Electronic Data Systems predicts large customers will save 20 percent over the life of a contract for if they buy into its new Agility Alliance.
There are already several founder members of the alliance. These include Cisco, Dell, EMC Microsoft, Sun and Fuji Xerox are the foundation members. These have now been joined by Oracle, SAP, Siebel and HR consulting company Towers Perrin.
The plan is to provide customers with a seamless technology platform that includes infrastructure, applications and business processes.
At a press conference in Sydney last week, EDS' vice president and general manager for Asia Pacific, Phil Pryke, said the alliance would give EDS and its partners a significant business advantage in the region.
"It's not unusual for companies to forge one-on-one partnerships, but there has never been such a commitment from industry leaders to unite in this multilateral way," he said.
"Clients will have access to the combined resources of the world's major technology companies but with the convenience of EDS being their single point of accountability and at the lowest combined cost."
The partners spent most of 2004 working through the details of the alliance, which Pryke says will bring cost savings over the life of a contract of 20 percent, with savings on a forward cost curve of 8 percent to 12 percent.
In Asia Pacific the alliance partners have seconded staff to the EDS solution response centre in Sydney to work as an integrated team on joint business solutions. There are global agreements for the partners to train each other's staff locally, and incentives for sales staff aimed at driving alliance sales.
Pryke says the biggest constraint may be the capacity to respond because the concept has generated so much interest among Asia Pacific customers.
US vice president Robb Rasmussen, who heads up the partner alliance, says there are clearly defined roles for each partner, as well as an agreement to set aside competitive overlap.
Thus, in the case, say, of SAP and Siebel, SAP will be targeting the ERP part of the solution, and Siebel will target customer relationship management.
There is a synchronised technology road map, with aligned processes.
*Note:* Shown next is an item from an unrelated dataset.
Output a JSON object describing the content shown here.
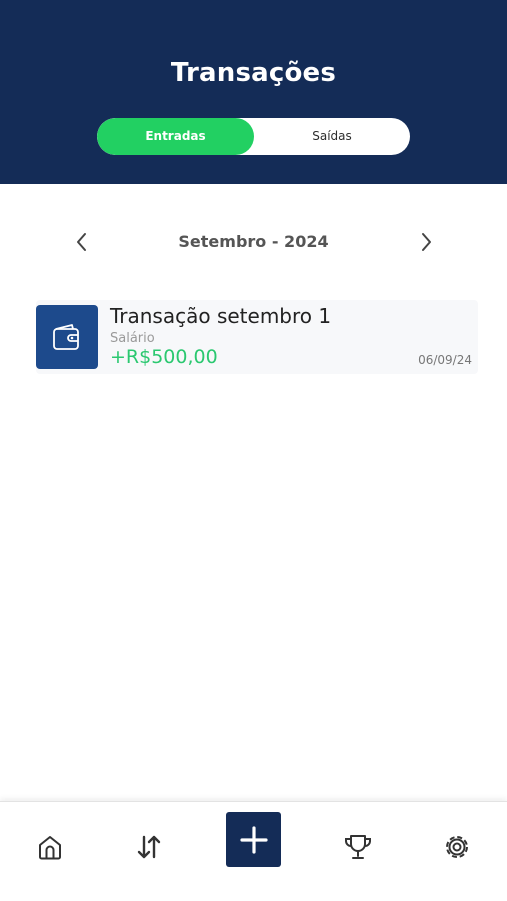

Rasmussen says the governance structure is complicated, with two and sometimes three representatives from each partner. "Sales are the most challenging to govern," he says. "Clients are looking for a single point of accountability."
He summarises the value proposition to EDS as providing differentiated value through collaborative innovation; redefining how IT and business services are delivered, and providing cost leadership and improving margins.
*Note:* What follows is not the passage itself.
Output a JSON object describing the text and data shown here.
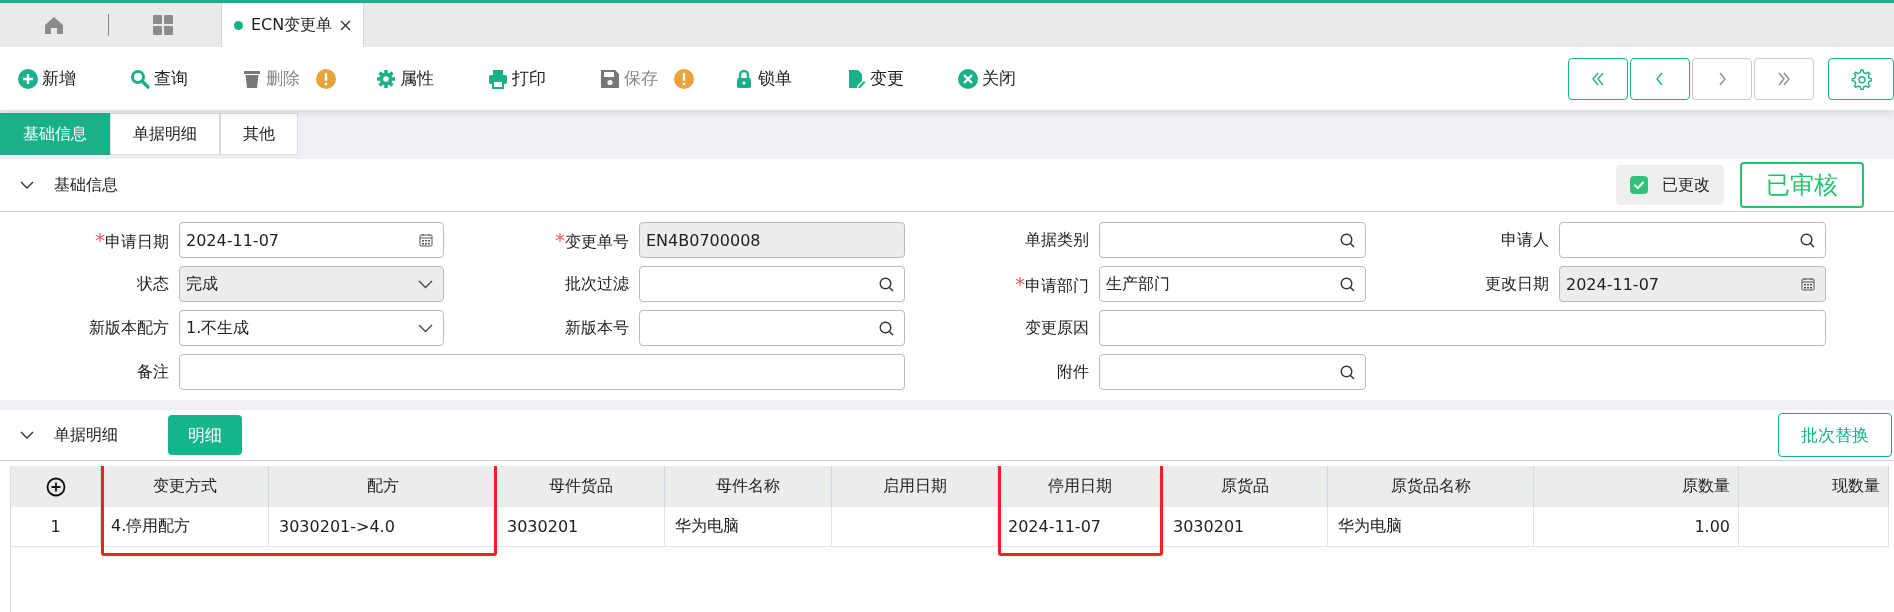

Traditionally, EDS has been agnostic about product. The alliance changes all that with its common reference platform, based on the EDS Agile Enterprise Platform, which will align IT systems in core areas such as networking, workplace management, hosting and storage infrastructure, applications and business processes.
Though the partner's products will have priority, non-alliance products can be plugged in - at a higher cost.
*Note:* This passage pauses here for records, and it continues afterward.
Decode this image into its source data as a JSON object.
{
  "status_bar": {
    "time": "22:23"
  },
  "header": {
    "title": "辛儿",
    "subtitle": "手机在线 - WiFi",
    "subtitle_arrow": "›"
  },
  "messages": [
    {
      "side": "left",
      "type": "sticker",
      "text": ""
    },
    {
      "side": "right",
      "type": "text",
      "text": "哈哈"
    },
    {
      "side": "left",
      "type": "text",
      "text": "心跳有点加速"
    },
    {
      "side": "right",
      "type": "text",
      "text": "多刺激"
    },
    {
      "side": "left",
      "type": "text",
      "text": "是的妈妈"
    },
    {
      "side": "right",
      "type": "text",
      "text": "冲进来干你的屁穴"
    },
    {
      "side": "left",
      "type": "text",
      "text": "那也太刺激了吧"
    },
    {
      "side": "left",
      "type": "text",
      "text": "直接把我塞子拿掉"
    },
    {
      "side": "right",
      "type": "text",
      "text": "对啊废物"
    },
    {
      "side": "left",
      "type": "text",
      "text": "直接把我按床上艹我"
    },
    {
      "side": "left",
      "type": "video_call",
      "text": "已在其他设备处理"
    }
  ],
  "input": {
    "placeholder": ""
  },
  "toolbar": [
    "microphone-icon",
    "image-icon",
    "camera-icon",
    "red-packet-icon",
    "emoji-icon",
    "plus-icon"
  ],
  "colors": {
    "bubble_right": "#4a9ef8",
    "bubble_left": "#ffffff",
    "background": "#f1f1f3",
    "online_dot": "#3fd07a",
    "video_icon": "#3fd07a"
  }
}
The one technology the alliance is concerned about is Linux. Rasmussen says they are cautious about it. "We're not confident at the enterprise level. We're concerned about security and scalability. It could go the Unix route, and we're not seeing compelling cost advantages."
EDS has been under financial pressure for some time, its stock rated as being not much better than junk bonds. Rasmussen openly admits that, to some extent, the company is betting its future on the alliance, which he doesn't envision having other companies join "in the near term".
All the partners were represented at the press conference by their respective Australasian managing directors.
It was made quite clear that IBM was the major target. EMC managing director Steve Redman described IBM services as integrated mediocrity. While, in a video clip, Sun Microsystems boss Scott McNealy said quite bluntly: "The idea is to kick IBM Global Services on the backside as hard as we can."
That, as much as anything, seems to be what is behind the recent decision to switch development tools from IBM Rational to Borland. Testing is already under way in New Zealand and in South Australia, where EDS has a large development centre.